- If the LVS node server receives the packet from the backend ECS instance within the specified response timeout period, the server determines that the service runs properly and the health check succeeds. Then, the server sends an RST packet to the backend ECS instance to terminate the TCP connection.
This process may cause backend server to think an error occurred in the TCP connection,
such as an abnormal exit, and then report a corresponding error message, such as
Connection reset by peer.
- Use HTTP health checks.
- If you have enabled the function of obtaining real IP addresses, you can ignore the connection errors caused by accessing the preceding SLB CIDR block.
Health checks of UDP listeners
For UDP listeners, SLB checks the status of backend servers by sending UDP packets, as shown in the following figure.
The health check process of a UDP listener is as follows:
- The LVS node server sends a UDP packet to the intranet IP address and health check port of the ECS instance according to health check configurations.
- If the corresponding port of the ECS instance is not listening normally, the system
returns an ICMP error message, such as
port XX unreachable. Otherwise, no message is sent.
- If the LVS node server receives the ICMP error message within the response timeout period, the ECS instance is declared as unhealthy.
- If the LVS node server does not receive any message within the response timeout period, the ECS instance is declared as healthy.
If the ECS instance uses a Linux operating system, the speed of sending ICMP messages
in high traffic hours is limited due to the anti-ICMP attack protection function of
Linux. In this case, even if an exception occurs to the ECS instance, SLB may declare
the backend server as healthy because the error message
port XX unreachable is not returned. Then, the health check result deviates from the actual service status.
Specify a pair of request and response for UDP health checks. If the specified response is returned, the ECS instance is considered healthy. Otherwise, the ECS instance is considered unhealthy. To achieve this, you must configure the client accordingly.
Health check time window
The health check function effectively improves the availability of your service. However, to avoid the impact of switching caused by frequent health check failures on system availability, status is switched (health check succeeded or failed) only when the health check succeeds or fails for a specified number of times in the time window.

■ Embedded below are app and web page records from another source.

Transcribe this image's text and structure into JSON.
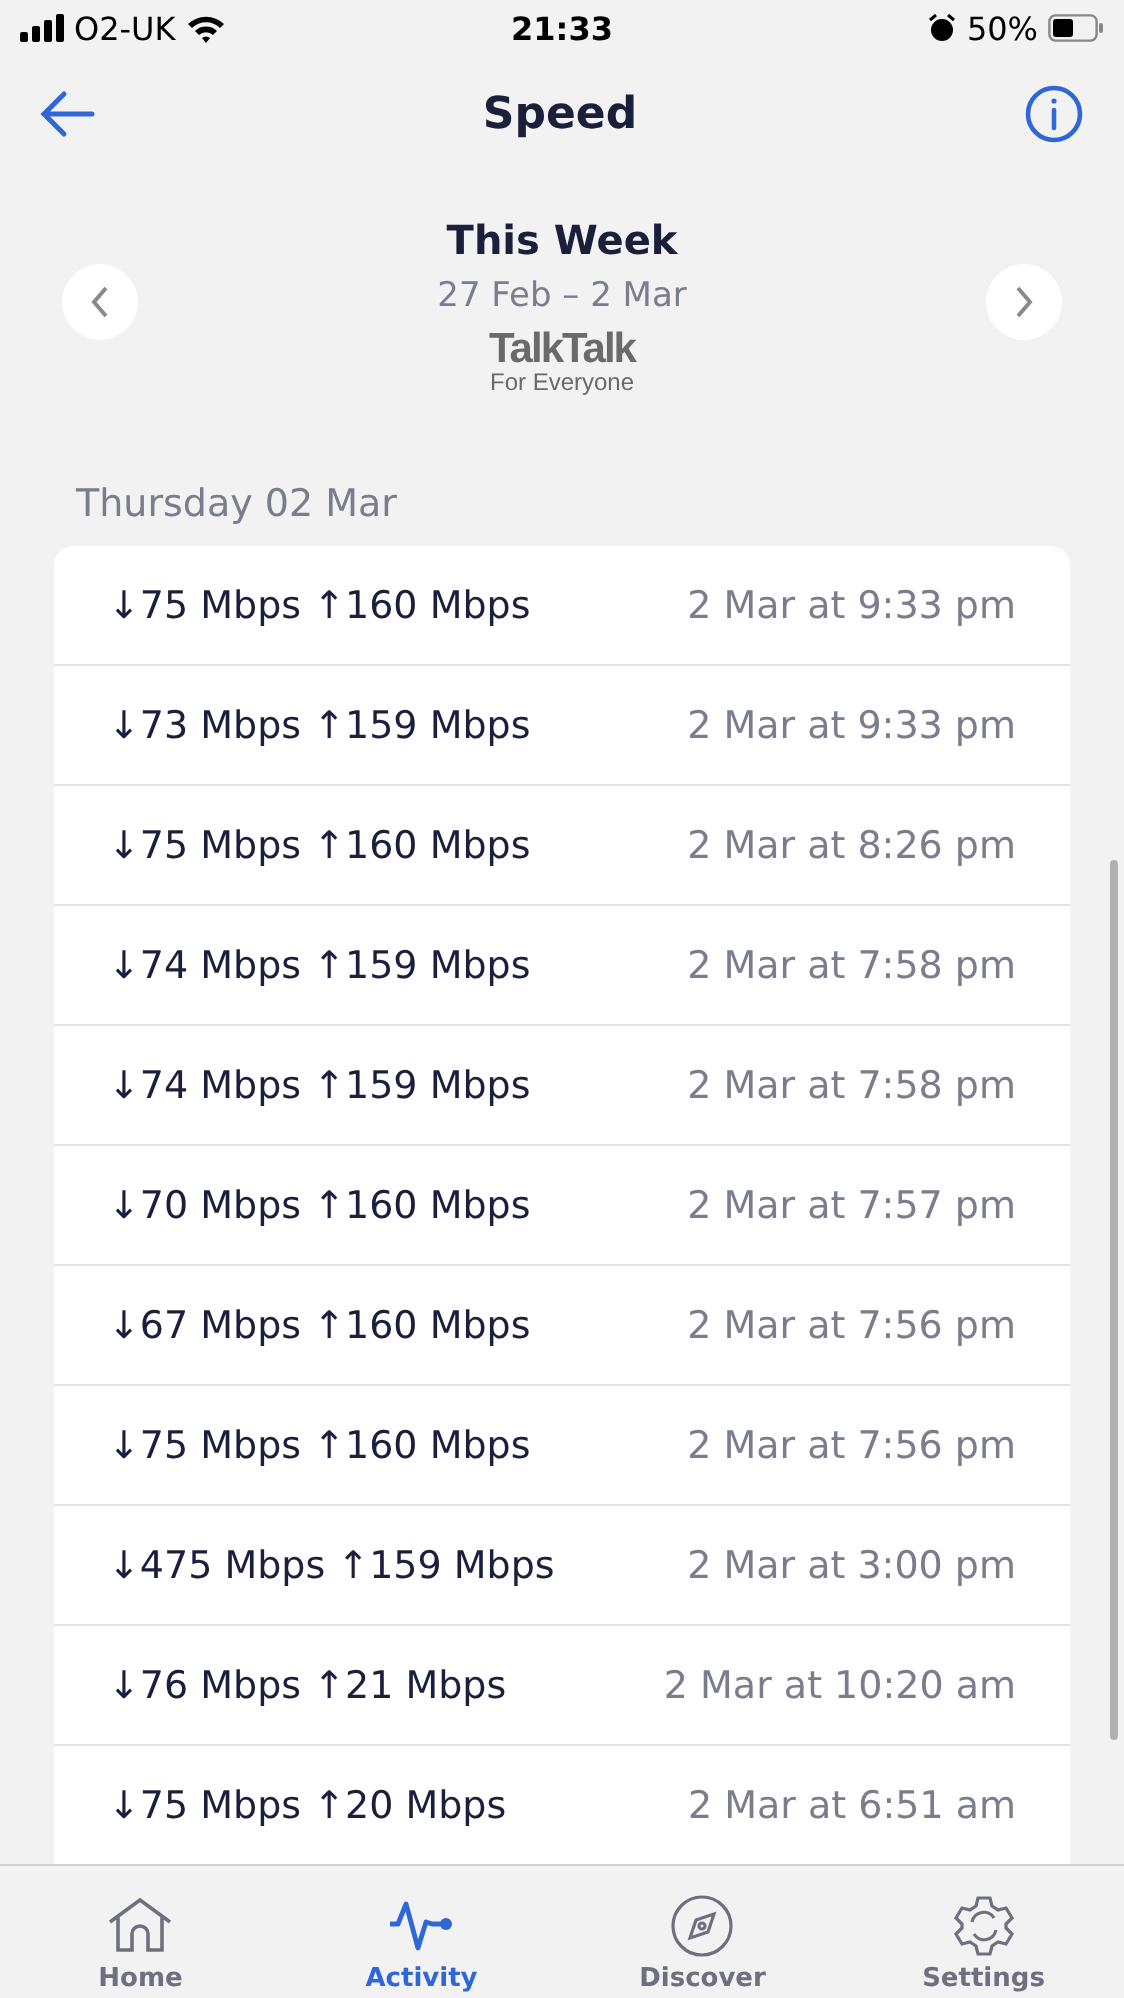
{
  "status_bar": {
    "carrier": "O2-UK",
    "time": "21:33",
    "battery": "50%"
  },
  "nav": {
    "title": "Speed"
  },
  "period": {
    "title": "This Week",
    "range": "27 Feb – 2 Mar",
    "brand": "TalkTalk",
    "tagline": "For Everyone"
  },
  "day": "Thursday 02 Mar",
  "results": [
    {
      "speed": "↓75 Mbps ↑160 Mbps",
      "time": "2 Mar at 9:33 pm"
    },
    {
      "speed": "↓73 Mbps ↑159 Mbps",
      "time": "2 Mar at 9:33 pm"
    },
    {
      "speed": "↓75 Mbps ↑160 Mbps",
      "time": "2 Mar at 8:26 pm"
    },
    {
      "speed": "↓74 Mbps ↑159 Mbps",
      "time": "2 Mar at 7:58 pm"
    },
    {
      "speed": "↓74 Mbps ↑159 Mbps",
      "time": "2 Mar at 7:58 pm"
    },
    {
      "speed": "↓70 Mbps ↑160 Mbps",
      "time": "2 Mar at 7:57 pm"
    },
    {
      "speed": "↓67 Mbps ↑160 Mbps",
      "time": "2 Mar at 7:56 pm"
    },
    {
      "speed": "↓75 Mbps ↑160 Mbps",
      "time": "2 Mar at 7:56 pm"
    },
    {
      "speed": "↓475 Mbps ↑159 Mbps",
      "time": "2 Mar at 3:00 pm"
    },
    {
      "speed": "↓76 Mbps ↑21 Mbps",
      "time": "2 Mar at 10:20 am"
    },
    {
      "speed": "↓75 Mbps ↑20 Mbps",
      "time": "2 Mar at 6:51 am"
    }
  ],
  "tabs": [
    {
      "kind": "home",
      "label": "Home",
      "selected": false
    },
    {
      "kind": "activity",
      "label": "Activity",
      "selected": true
    },
    {
      "kind": "discover",
      "label": "Discover",
      "selected": false
    },
    {
      "kind": "settings",
      "label": "Settings",
      "selected": false
    }
  ]
}
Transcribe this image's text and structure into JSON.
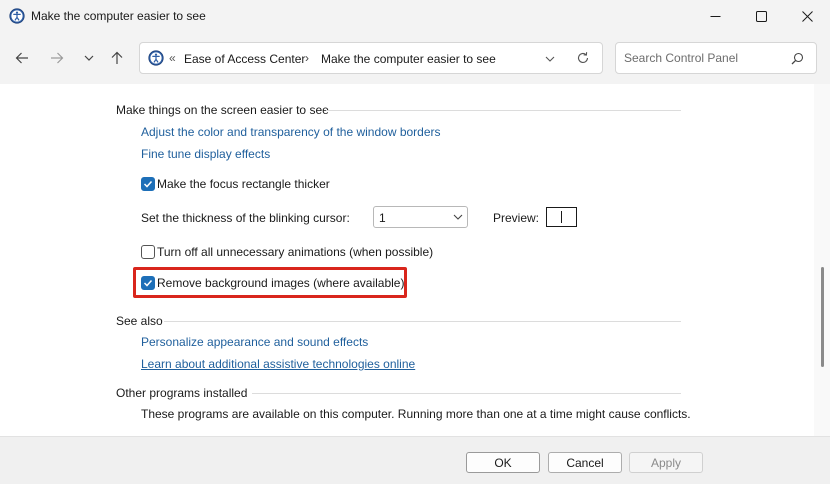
{
  "window": {
    "title": "Make the computer easier to see",
    "icon": "ease-of-access-icon"
  },
  "address": {
    "prefix": "«",
    "crumb1": "Ease of Access Center",
    "arrow": "›",
    "crumb2": "Make the computer easier to see"
  },
  "search": {
    "placeholder": "Search Control Panel"
  },
  "sections": {
    "screen": {
      "heading": "Make things on the screen easier to see",
      "link_colors": "Adjust the color and transparency of the window borders",
      "link_display": "Fine tune display effects",
      "focus_label": "Make the focus rectangle thicker",
      "focus_checked": true,
      "thickness_label": "Set the thickness of the blinking cursor:",
      "thickness_value": "1",
      "preview_label": "Preview:",
      "animations_label": "Turn off all unnecessary animations (when possible)",
      "animations_checked": false,
      "background_label": "Remove background images (where available)",
      "background_checked": true
    },
    "see_also": {
      "heading": "See also",
      "link_personalize": "Personalize appearance and sound effects",
      "link_assistive": "Learn about additional assistive technologies online"
    },
    "other": {
      "heading": "Other programs installed",
      "text": "These programs are available on this computer. Running more than one at a time might cause conflicts."
    }
  },
  "footer": {
    "ok": "OK",
    "cancel": "Cancel",
    "apply": "Apply"
  },
  "colors": {
    "link": "#1f5f9c",
    "checkbox": "#1d6fb8",
    "highlight": "#d9261c"
  }
}
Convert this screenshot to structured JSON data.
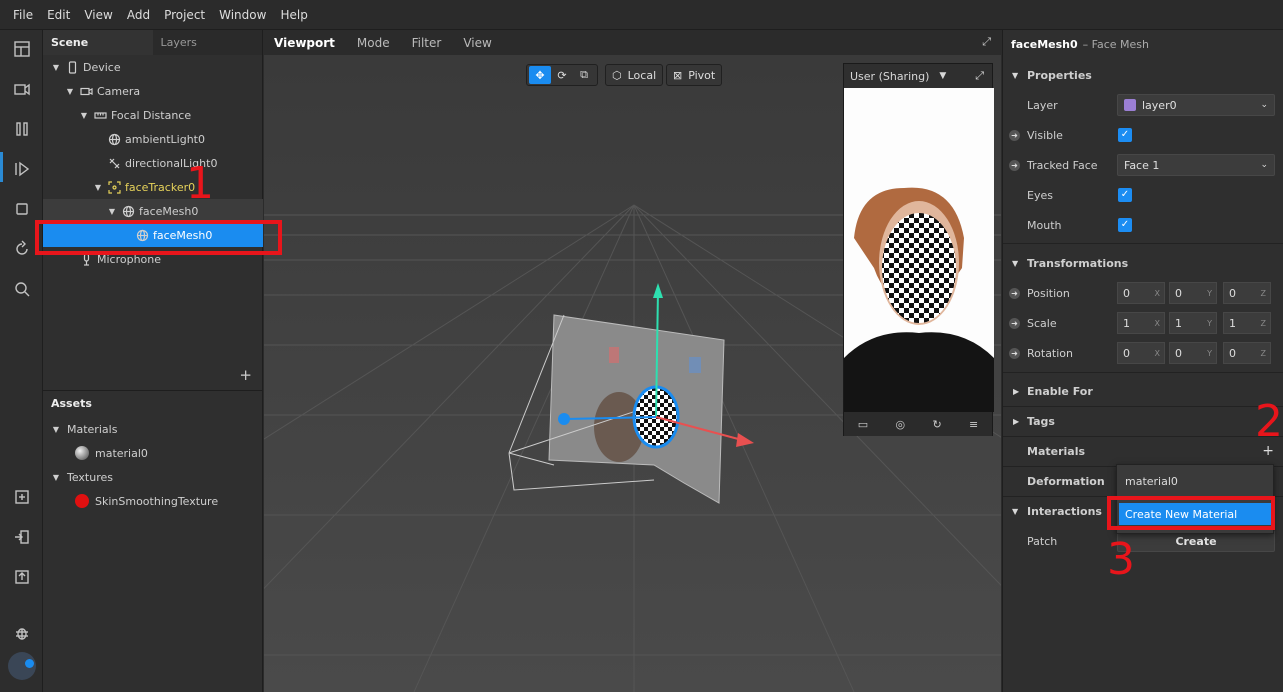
{
  "menu": [
    "File",
    "Edit",
    "View",
    "Add",
    "Project",
    "Window",
    "Help"
  ],
  "scene_panel": {
    "tabs": [
      "Scene",
      "Layers"
    ],
    "tree": [
      {
        "label": "Device",
        "icon": "phone-icon",
        "depth": 0,
        "expanded": true
      },
      {
        "label": "Camera",
        "icon": "camera-icon",
        "depth": 1,
        "expanded": true
      },
      {
        "label": "Focal Distance",
        "icon": "ruler-icon",
        "depth": 2,
        "expanded": true
      },
      {
        "label": "ambientLight0",
        "icon": "globe-icon",
        "depth": 3
      },
      {
        "label": "directionalLight0",
        "icon": "light-icon",
        "depth": 3
      },
      {
        "label": "faceTracker0",
        "icon": "face-tracker-icon",
        "depth": 3,
        "expanded": true
      },
      {
        "label": "faceMesh0",
        "icon": "mesh-icon",
        "depth": 4,
        "expanded": true
      },
      {
        "label": "faceMesh0",
        "icon": "mesh-icon",
        "depth": 5,
        "selected": true
      },
      {
        "label": "Microphone",
        "icon": "microphone-icon",
        "depth": 1
      }
    ],
    "add_label": "+"
  },
  "assets_panel": {
    "title": "Assets",
    "groups": [
      {
        "name": "Materials",
        "items": [
          "material0"
        ]
      },
      {
        "name": "Textures",
        "items": [
          "SkinSmoothingTexture"
        ]
      }
    ]
  },
  "viewport": {
    "tabs": [
      "Viewport",
      "Mode",
      "Filter",
      "View"
    ],
    "local_label": "Local",
    "pivot_label": "Pivot",
    "preview_title": "User (Sharing)"
  },
  "properties": {
    "title": "faceMesh0",
    "subtitle": "– Face Mesh",
    "section_properties": "Properties",
    "layer_label": "Layer",
    "layer_value": "layer0",
    "visible_label": "Visible",
    "tracked_face_label": "Tracked Face",
    "tracked_face_value": "Face 1",
    "eyes_label": "Eyes",
    "mouth_label": "Mouth",
    "section_transformations": "Transformations",
    "position_label": "Position",
    "position": [
      "0",
      "0",
      "0"
    ],
    "scale_label": "Scale",
    "scale": [
      "1",
      "1",
      "1"
    ],
    "rotation_label": "Rotation",
    "rotation": [
      "0",
      "0",
      "0"
    ],
    "axes": [
      "X",
      "Y",
      "Z"
    ],
    "enable_for": "Enable For",
    "tags": "Tags",
    "materials": "Materials",
    "deformation": "Deformation",
    "interactions": "Interactions",
    "patch_label": "Patch",
    "create_label": "Create",
    "menu_material": "material0",
    "menu_create_new": "Create New Material"
  },
  "annotations": [
    "1",
    "2",
    "3"
  ],
  "colors": {
    "accent": "#1a8cf0",
    "annotation": "#e8151b",
    "layer_swatch": "#9b7fd4",
    "texture_swatch": "#e01010"
  }
}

The health check time window is determined by the following three factors:
- Health check interval: how often the health check is performed.
- Response timeout: the length of time to wait for a response.
- Health check threshold: the number of consecutive successes or failures of health checks.
The health check time window is calculated as follows:
- Health check failure time window = Response timeout × Unhealthy threshold + Health
check interval × (Unhealthy threshold -1)
- Health check success time window = Response time of a successful health check × Healthy
threshold + Health check interval × (Healthy threshold - 1)
Note The success response time of a health check is the duration from the time when the health check request is sent to the time when the response is received. When TCP health checks are used, the time is short and almost negligible because the health check only checks whether the port is alive. For HTTP health checks, the time depends on the performance and load of the application server and is generally within seconds.
The health check result has the following impact on request forwarding:
- If the health check of the target ECS instance fails, new requests are distributed to other ECS instance. The client access is normal.
- If the health check of the target ECS instance succeeds, new requests are distributed to it. The client access is normal.
- If a request arrives during a health check failure window, the request is still sent to the ECS instance because the ECS instance is being checked and has not been declared unhealthy. Then, the client access fails.